Your assignment: Repeat the listing that follows exactly. Pictures are not part of the copy.

Supplied entries:
━━━
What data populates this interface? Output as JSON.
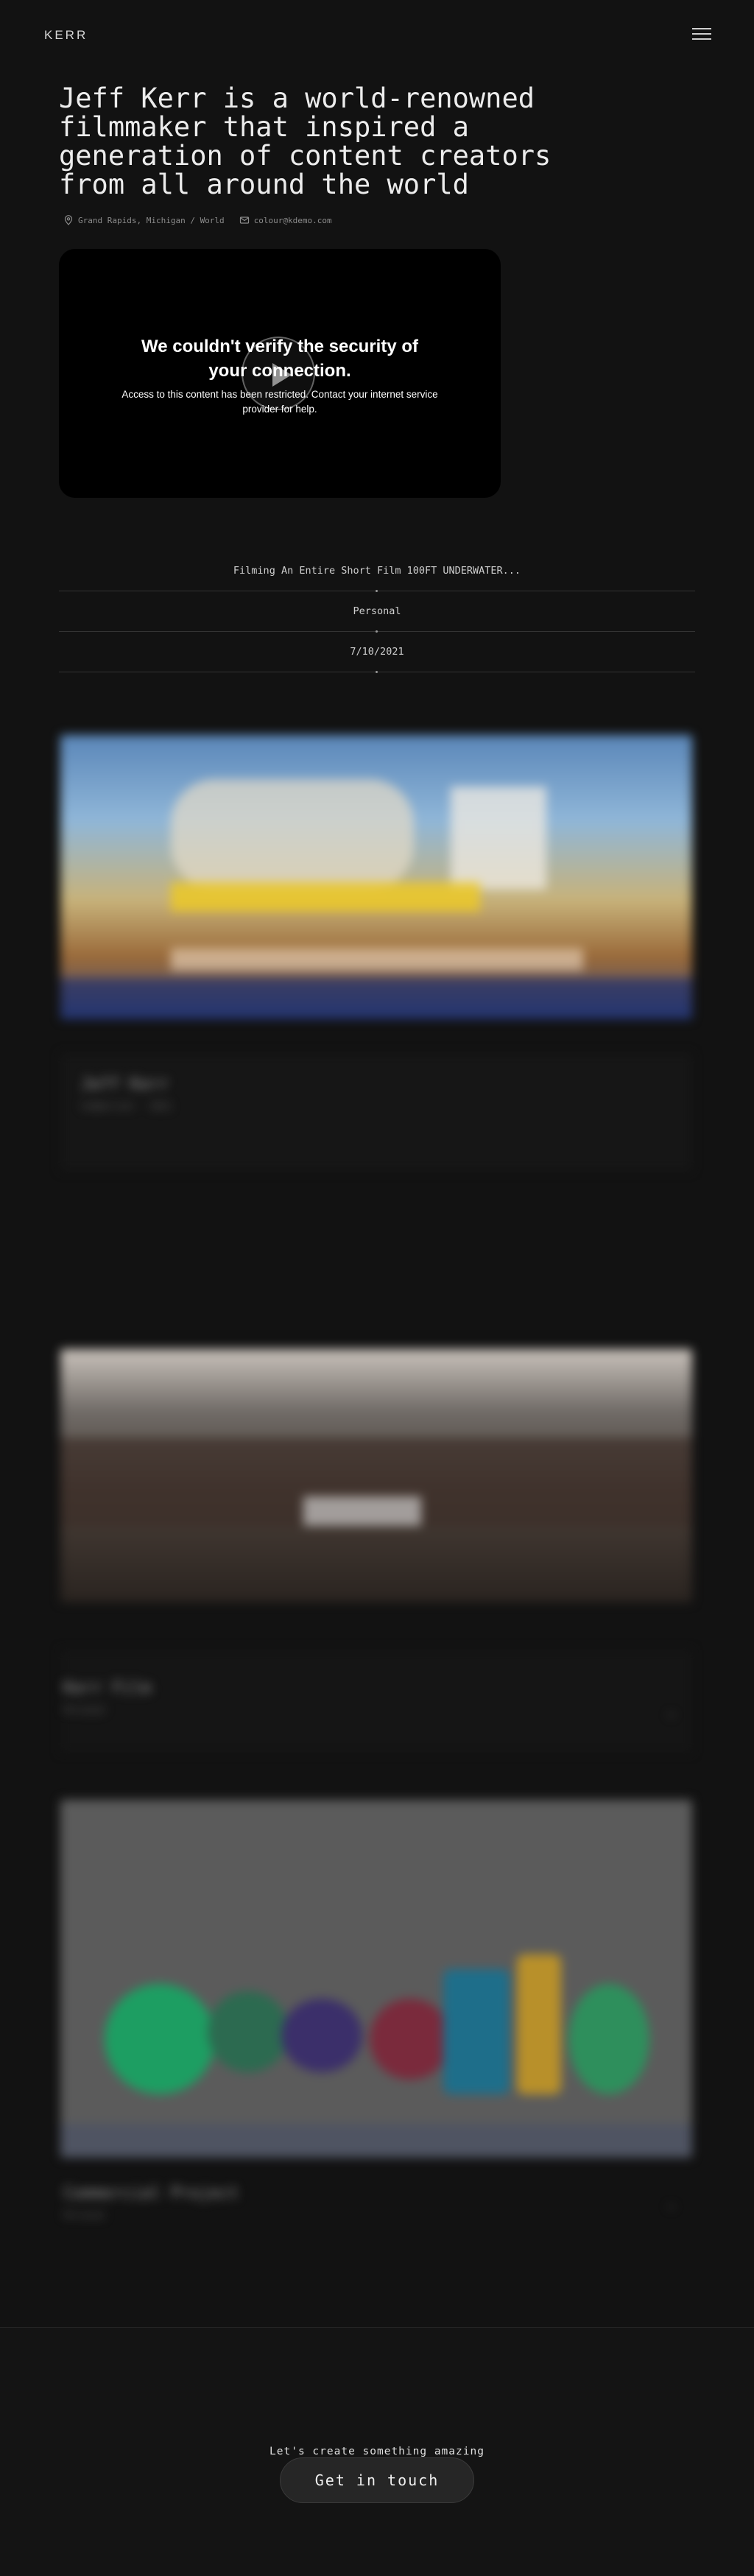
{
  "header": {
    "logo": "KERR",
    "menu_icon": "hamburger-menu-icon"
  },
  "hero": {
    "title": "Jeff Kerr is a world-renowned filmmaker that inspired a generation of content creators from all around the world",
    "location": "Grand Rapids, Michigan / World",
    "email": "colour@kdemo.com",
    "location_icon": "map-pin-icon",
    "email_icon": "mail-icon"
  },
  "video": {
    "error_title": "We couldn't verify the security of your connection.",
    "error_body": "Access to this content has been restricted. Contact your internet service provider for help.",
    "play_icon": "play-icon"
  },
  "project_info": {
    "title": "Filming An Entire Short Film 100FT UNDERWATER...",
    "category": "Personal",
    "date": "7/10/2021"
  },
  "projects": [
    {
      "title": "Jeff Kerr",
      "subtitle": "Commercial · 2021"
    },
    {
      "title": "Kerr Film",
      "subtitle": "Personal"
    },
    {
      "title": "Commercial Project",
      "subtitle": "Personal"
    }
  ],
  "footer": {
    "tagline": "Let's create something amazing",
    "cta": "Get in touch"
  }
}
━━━
Solution to this exercise:
What data populates this interface? Output as JSON.
{
  "header": {
    "logo": "KERR",
    "menu_icon": "hamburger-menu-icon"
  },
  "hero": {
    "title": "Jeff Kerr is a world-renowned filmmaker that inspired a generation of content creators from all around the world",
    "location": "Grand Rapids, Michigan / World",
    "email": "colour@kdemo.com",
    "location_icon": "map-pin-icon",
    "email_icon": "mail-icon"
  },
  "video": {
    "error_title": "We couldn't verify the security of your connection.",
    "error_body": "Access to this content has been restricted. Contact your internet service provider for help.",
    "play_icon": "play-icon"
  },
  "project_info": {
    "title": "Filming An Entire Short Film 100FT UNDERWATER...",
    "category": "Personal",
    "date": "7/10/2021"
  },
  "projects": [
    {
      "title": "Jeff Kerr",
      "subtitle": "Commercial · 2021"
    },
    {
      "title": "Kerr Film",
      "subtitle": "Personal"
    },
    {
      "title": "Commercial Project",
      "subtitle": "Personal"
    }
  ],
  "footer": {
    "tagline": "Let's create something amazing",
    "cta": "Get in touch"
  }
}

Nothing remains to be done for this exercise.